Search the material below for the string "time". Return every line that holds it.
=====
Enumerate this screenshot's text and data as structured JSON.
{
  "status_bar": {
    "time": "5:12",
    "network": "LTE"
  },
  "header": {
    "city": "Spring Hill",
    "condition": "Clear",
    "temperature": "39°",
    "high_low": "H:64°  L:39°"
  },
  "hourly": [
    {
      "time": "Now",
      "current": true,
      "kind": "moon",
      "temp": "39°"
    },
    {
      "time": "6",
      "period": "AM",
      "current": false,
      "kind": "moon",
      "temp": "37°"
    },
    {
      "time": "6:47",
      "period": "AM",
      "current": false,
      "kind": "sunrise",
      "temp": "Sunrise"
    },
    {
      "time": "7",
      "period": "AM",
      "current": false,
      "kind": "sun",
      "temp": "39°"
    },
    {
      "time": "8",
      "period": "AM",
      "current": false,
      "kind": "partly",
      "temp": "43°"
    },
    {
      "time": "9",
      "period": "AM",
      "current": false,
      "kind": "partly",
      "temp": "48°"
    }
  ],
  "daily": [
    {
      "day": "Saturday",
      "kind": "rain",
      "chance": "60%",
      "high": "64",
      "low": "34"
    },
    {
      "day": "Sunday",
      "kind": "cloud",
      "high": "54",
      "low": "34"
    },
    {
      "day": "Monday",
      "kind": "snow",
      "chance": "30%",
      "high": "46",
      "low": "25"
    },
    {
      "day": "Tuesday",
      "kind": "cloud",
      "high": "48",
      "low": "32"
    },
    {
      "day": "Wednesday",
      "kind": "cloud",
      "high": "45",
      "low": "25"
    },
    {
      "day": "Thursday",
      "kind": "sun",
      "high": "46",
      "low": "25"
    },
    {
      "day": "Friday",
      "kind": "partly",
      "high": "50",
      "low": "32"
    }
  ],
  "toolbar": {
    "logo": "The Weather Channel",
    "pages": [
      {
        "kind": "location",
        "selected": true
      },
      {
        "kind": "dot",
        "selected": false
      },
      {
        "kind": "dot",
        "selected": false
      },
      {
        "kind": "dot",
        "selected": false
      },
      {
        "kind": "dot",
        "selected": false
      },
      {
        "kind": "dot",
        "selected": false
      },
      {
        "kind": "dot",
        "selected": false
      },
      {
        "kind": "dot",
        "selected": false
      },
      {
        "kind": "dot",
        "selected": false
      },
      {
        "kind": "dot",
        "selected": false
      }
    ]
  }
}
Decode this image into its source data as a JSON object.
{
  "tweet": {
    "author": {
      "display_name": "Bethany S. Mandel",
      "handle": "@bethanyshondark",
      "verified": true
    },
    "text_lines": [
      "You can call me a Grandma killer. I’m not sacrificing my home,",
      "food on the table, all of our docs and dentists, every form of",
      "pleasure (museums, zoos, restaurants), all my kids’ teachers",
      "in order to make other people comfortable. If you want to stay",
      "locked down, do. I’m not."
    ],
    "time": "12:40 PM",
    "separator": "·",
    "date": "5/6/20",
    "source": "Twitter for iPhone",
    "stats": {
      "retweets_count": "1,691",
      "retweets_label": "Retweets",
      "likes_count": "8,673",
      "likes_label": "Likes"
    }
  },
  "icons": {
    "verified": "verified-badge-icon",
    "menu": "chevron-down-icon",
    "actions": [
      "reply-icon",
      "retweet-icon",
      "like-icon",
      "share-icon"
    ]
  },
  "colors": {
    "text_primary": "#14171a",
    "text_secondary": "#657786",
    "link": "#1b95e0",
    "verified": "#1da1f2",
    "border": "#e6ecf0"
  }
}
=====
> [Output for this exercise]:
    "time": "5:12",
      "time": "Now",
      "time": "6",
      "time": "6:47",
      "time": "7",
      "time": "8",
      "time": "9",
    "time": "12:40 PM",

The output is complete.